Merchant of Venice

Many people are villainous in the way they act, and
their villainous acts may be rooted in the desire to destroy
others, or in the hopes of elevating themselves. Many people
may only act "villainous" in reaction to the way they have
been treated in the past. Shylock the Jew is the villain or
antagonist in the play "The Merchant of Venice". Shylock
mistreats Antonio the Christian, his daughter, Jessica and

The first person Shylock mistreats, is Launcelot. He
mistreats this servant by complaining behind Launcelot's
back of his laziness. Shylock says,

"The patch is kind enough, but a huge feeder,
Snail-slow in profit, and he sleeps by day
More than the wildcat. Drones hive not with me..
..His borrowed purse."

Shylock also acts villainous towards Launcelot by acting
belligerent towards him.

"Who bids thee call? I do not bid thee call."

Shylock mistreats this man because of his poverty, and
because Launcelot is socially beneath him. You also start to
wonder about how fair Shylock is, when Launcelot is deciding
whether or not to leave him.

Shylock also mistreats his own daughter, Jessica. He
mistreats her by keeping her as a captive in her own house,
not letting her out, and not letting her hear the Christian
music around her. He orders her to:

"Lock up my doors; and when you hear the drum...
..But stop my house's ears-I mean casements.
Let not the sound of shallow fopp'ry enter
My sober house."

Jessica considers her home to be hell, and she calls
Launcelot, a "merry little devil". She even states that her
father is Satan. Shylock also mistreats his own daughter, by
not loving her enough, even to the point where he complains
about all of the money he's spending in a search to find

"Why, there, there, there, there! A diamond gone
cost me two thousand ducats in Frankford! The curse..
..ill luck stirring but what lights o' my shoulders; no
sighs but o' my breathing; no tears but o' my shedding."

Salerio makes the audience wonder about Shylock, when he
raves about when Shylock was calling out, "Oh my ducats, my
daughter, my ducats, my daughter.." This makes you wonder
which he misses the most. This proves that he mistreats,
even his own daughter. He values his money more than his own

Shylock mistreats Antonio. He does so by talking
behind Antonio's back, and he reveals his hatred of Antonio,
when he says,

"How like a fawning publican he looks!
I hate him for he is a Christian;
But more for that...Cursed be my tribe
If I forgive him!" 5

Shylock feels justified in exacting revenge for all the ills
Antonio causes him. He then draws up an unbelievable bond.
He blames Antonio for all of his problems, even his race's
problems are blamed on people like Antonio, and he
feels Christians have persecuted his race when he says,

"To bait fish withal. If it will feed nothing else, it
will feed my revenge...The villainy you teach me I will
execute, and it shall go hard but I will better the

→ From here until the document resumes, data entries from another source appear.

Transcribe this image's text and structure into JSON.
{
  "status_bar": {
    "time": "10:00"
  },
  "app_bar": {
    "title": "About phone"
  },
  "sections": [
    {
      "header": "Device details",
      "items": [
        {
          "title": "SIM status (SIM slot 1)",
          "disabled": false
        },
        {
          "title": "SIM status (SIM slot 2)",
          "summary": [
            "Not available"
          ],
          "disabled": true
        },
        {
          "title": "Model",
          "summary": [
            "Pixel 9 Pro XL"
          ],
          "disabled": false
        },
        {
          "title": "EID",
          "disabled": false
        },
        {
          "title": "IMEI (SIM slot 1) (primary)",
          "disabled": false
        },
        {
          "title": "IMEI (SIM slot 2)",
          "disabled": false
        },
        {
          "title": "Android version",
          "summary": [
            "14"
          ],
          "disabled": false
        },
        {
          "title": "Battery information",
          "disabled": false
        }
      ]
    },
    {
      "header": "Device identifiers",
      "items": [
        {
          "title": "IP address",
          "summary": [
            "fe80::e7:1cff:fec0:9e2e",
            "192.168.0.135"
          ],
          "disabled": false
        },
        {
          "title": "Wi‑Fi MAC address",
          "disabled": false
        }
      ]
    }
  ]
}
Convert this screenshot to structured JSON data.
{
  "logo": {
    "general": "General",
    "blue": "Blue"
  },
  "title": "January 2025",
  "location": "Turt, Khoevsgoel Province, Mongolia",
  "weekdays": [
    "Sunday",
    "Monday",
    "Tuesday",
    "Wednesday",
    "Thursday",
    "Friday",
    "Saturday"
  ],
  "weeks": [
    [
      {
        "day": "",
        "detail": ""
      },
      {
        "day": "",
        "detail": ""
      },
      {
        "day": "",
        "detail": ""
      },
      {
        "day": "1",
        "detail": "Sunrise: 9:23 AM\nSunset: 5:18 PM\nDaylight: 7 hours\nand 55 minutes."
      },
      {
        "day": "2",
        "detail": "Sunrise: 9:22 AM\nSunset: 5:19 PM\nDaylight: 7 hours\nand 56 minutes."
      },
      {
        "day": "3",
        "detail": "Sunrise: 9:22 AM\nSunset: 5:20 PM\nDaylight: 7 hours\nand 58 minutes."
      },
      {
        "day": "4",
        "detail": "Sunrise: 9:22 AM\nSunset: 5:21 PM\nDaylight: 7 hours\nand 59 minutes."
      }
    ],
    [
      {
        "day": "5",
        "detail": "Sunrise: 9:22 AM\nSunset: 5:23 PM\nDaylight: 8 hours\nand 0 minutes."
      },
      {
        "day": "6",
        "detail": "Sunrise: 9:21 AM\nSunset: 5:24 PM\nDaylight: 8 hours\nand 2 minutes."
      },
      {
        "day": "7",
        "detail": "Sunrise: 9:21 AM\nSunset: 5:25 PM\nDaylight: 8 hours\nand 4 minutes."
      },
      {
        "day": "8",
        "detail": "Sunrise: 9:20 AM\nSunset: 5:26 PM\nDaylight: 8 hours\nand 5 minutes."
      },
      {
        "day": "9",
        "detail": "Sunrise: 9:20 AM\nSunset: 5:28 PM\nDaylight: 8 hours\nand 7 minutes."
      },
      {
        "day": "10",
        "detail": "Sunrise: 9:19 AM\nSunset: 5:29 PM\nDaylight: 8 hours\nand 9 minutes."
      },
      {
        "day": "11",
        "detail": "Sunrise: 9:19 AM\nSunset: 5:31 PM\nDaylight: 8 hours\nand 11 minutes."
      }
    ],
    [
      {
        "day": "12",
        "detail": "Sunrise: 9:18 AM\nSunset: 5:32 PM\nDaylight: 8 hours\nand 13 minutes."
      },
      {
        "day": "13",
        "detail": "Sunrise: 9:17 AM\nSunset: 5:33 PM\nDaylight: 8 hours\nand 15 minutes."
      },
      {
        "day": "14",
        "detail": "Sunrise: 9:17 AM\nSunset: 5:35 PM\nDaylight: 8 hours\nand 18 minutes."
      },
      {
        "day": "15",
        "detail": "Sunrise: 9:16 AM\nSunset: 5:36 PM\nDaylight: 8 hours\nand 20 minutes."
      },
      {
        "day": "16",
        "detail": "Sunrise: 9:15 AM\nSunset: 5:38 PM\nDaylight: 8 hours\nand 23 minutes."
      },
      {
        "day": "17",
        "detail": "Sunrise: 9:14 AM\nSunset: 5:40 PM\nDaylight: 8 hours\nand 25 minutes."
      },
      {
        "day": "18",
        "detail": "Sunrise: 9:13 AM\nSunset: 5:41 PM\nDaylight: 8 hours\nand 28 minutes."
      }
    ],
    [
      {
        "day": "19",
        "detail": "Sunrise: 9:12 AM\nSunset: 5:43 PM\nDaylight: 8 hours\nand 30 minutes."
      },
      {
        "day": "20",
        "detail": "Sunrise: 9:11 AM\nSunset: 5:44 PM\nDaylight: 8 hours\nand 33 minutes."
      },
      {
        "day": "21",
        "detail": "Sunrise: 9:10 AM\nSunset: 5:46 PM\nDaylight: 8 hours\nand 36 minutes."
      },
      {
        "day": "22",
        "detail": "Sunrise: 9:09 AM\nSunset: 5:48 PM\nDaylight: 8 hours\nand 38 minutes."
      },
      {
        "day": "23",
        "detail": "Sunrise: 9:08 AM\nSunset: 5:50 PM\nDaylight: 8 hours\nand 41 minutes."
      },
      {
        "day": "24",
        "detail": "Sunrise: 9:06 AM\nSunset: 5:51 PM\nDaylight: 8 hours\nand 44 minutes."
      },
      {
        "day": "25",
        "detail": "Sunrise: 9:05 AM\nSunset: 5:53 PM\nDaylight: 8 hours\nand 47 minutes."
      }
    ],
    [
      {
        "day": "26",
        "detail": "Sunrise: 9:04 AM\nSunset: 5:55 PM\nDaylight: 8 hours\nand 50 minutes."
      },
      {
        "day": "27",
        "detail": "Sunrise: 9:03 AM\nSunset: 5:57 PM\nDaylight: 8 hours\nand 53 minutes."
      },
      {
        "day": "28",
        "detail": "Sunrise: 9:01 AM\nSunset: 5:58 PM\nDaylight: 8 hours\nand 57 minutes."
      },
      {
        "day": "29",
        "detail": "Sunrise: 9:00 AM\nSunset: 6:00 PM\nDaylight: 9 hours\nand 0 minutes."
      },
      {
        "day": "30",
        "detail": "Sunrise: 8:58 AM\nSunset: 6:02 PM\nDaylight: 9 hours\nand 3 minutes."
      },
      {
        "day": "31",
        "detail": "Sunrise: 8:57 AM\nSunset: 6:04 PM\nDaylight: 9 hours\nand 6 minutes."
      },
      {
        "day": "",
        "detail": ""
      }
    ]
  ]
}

He shows that he will copy the example of Christians.
Shylock becomes the true villain when he atkes Antonio to
court. These actions prove that Antonio is mistreated by
Shylock, the villain.

Shylock is the villain of "The Merchant of Venice".
He mistreats too many people, and then asks for mercy in a
court. Shylock is mad for revenge towards all Christians,
especially Antonio. He is such a villain that even his
daughter and servant are eager to escape him. Villains are
oftenly antagonists in story plots and normally are a threat
to the main character. Villains normally have motives behind
their evil doings.